TASK TO COMPLETE:
Would you repeat each line below exactly, without the pictures?

MATERIAL FOR THIS TASK:
=== Section Start ===
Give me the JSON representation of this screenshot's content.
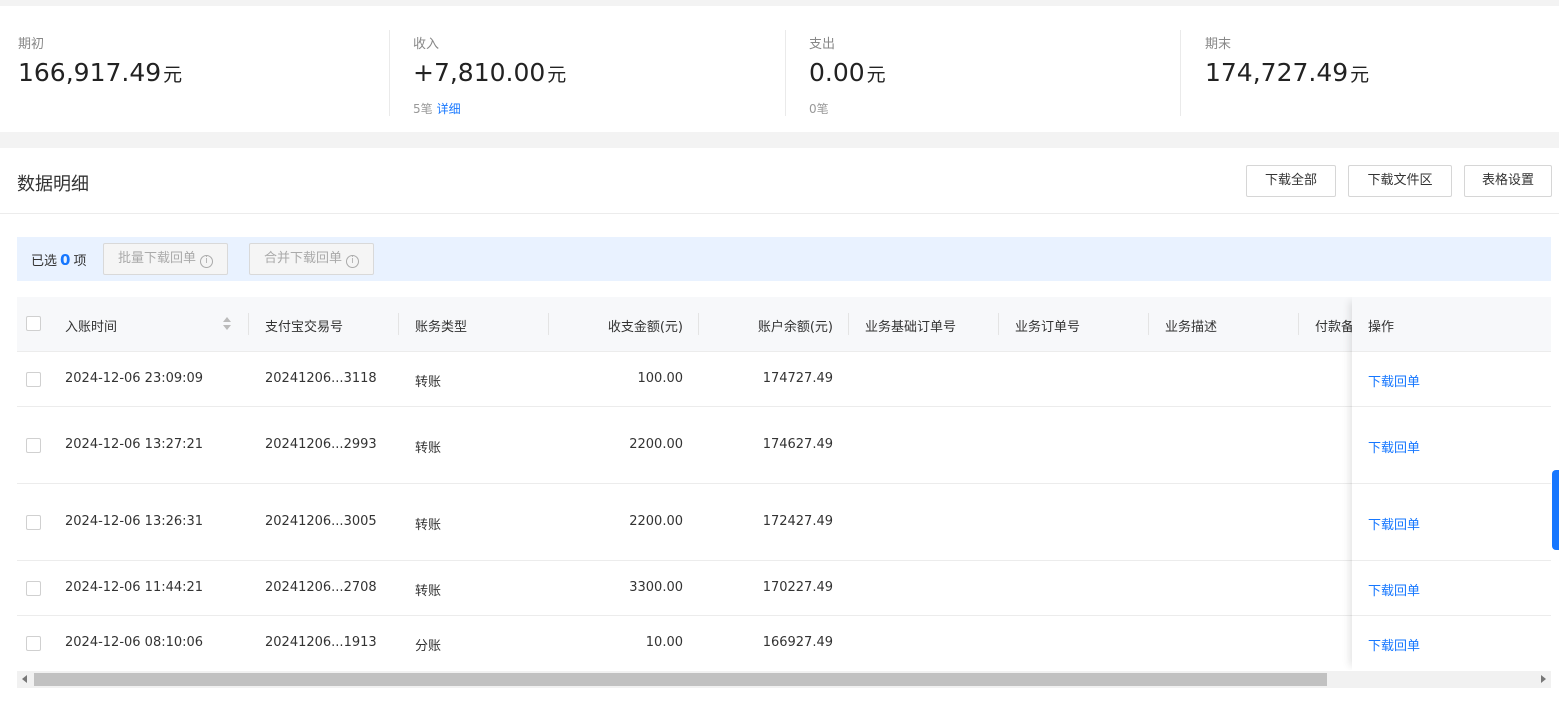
{
  "summary": {
    "opening": {
      "label": "期初",
      "amount": "166,917.49",
      "unit": "元"
    },
    "income": {
      "label": "收入",
      "amount": "+7,810.00",
      "unit": "元",
      "count": "5笔",
      "detail_link": "详细"
    },
    "expense": {
      "label": "支出",
      "amount": "0.00",
      "unit": "元",
      "count": "0笔"
    },
    "closing": {
      "label": "期末",
      "amount": "174,727.49",
      "unit": "元"
    }
  },
  "section": {
    "title": "数据明细",
    "buttons": {
      "download_all": "下载全部",
      "download_files": "下载文件区",
      "table_settings": "表格设置"
    }
  },
  "selection": {
    "prefix": "已选",
    "count": "0",
    "suffix": "项",
    "batch_download": "批量下载回单",
    "merge_download": "合并下载回单"
  },
  "table": {
    "columns": {
      "time": "入账时间",
      "trade_no": "支付宝交易号",
      "type": "账务类型",
      "amount": "收支金额(元)",
      "balance": "账户余额(元)",
      "base_order": "业务基础订单号",
      "order": "业务订单号",
      "desc": "业务描述",
      "remark": "付款备",
      "action": "操作"
    },
    "rows": [
      {
        "time": "2024-12-06 23:09:09",
        "trade_no": "20241206...3118",
        "type": "转账",
        "amount": "100.00",
        "balance": "174727.49",
        "action": "下载回单"
      },
      {
        "time": "2024-12-06 13:27:21",
        "trade_no": "20241206...2993",
        "type": "转账",
        "amount": "2200.00",
        "balance": "174627.49",
        "action": "下载回单"
      },
      {
        "time": "2024-12-06 13:26:31",
        "trade_no": "20241206...3005",
        "type": "转账",
        "amount": "2200.00",
        "balance": "172427.49",
        "action": "下载回单"
      },
      {
        "time": "2024-12-06 11:44:21",
        "trade_no": "20241206...2708",
        "type": "转账",
        "amount": "3300.00",
        "balance": "170227.49",
        "action": "下载回单"
      },
      {
        "time": "2024-12-06 08:10:06",
        "trade_no": "20241206...1913",
        "type": "分账",
        "amount": "10.00",
        "balance": "166927.49",
        "action": "下载回单"
      }
    ]
  },
  "colors": {
    "accent": "#1677ff",
    "selection_bg": "#e9f2ff"
  }
}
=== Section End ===
ANSWER TO THIS TASK:
Give me the JSON representation of this screenshot's content.
{
  "summary": {
    "opening": {
      "label": "期初",
      "amount": "166,917.49",
      "unit": "元"
    },
    "income": {
      "label": "收入",
      "amount": "+7,810.00",
      "unit": "元",
      "count": "5笔",
      "detail_link": "详细"
    },
    "expense": {
      "label": "支出",
      "amount": "0.00",
      "unit": "元",
      "count": "0笔"
    },
    "closing": {
      "label": "期末",
      "amount": "174,727.49",
      "unit": "元"
    }
  },
  "section": {
    "title": "数据明细",
    "buttons": {
      "download_all": "下载全部",
      "download_files": "下载文件区",
      "table_settings": "表格设置"
    }
  },
  "selection": {
    "prefix": "已选",
    "count": "0",
    "suffix": "项",
    "batch_download": "批量下载回单",
    "merge_download": "合并下载回单"
  },
  "table": {
    "columns": {
      "time": "入账时间",
      "trade_no": "支付宝交易号",
      "type": "账务类型",
      "amount": "收支金额(元)",
      "balance": "账户余额(元)",
      "base_order": "业务基础订单号",
      "order": "业务订单号",
      "desc": "业务描述",
      "remark": "付款备",
      "action": "操作"
    },
    "rows": [
      {
        "time": "2024-12-06 23:09:09",
        "trade_no": "20241206...3118",
        "type": "转账",
        "amount": "100.00",
        "balance": "174727.49",
        "action": "下载回单"
      },
      {
        "time": "2024-12-06 13:27:21",
        "trade_no": "20241206...2993",
        "type": "转账",
        "amount": "2200.00",
        "balance": "174627.49",
        "action": "下载回单"
      },
      {
        "time": "2024-12-06 13:26:31",
        "trade_no": "20241206...3005",
        "type": "转账",
        "amount": "2200.00",
        "balance": "172427.49",
        "action": "下载回单"
      },
      {
        "time": "2024-12-06 11:44:21",
        "trade_no": "20241206...2708",
        "type": "转账",
        "amount": "3300.00",
        "balance": "170227.49",
        "action": "下载回单"
      },
      {
        "time": "2024-12-06 08:10:06",
        "trade_no": "20241206...1913",
        "type": "分账",
        "amount": "10.00",
        "balance": "166927.49",
        "action": "下载回单"
      }
    ]
  },
  "colors": {
    "accent": "#1677ff",
    "selection_bg": "#e9f2ff"
  }
}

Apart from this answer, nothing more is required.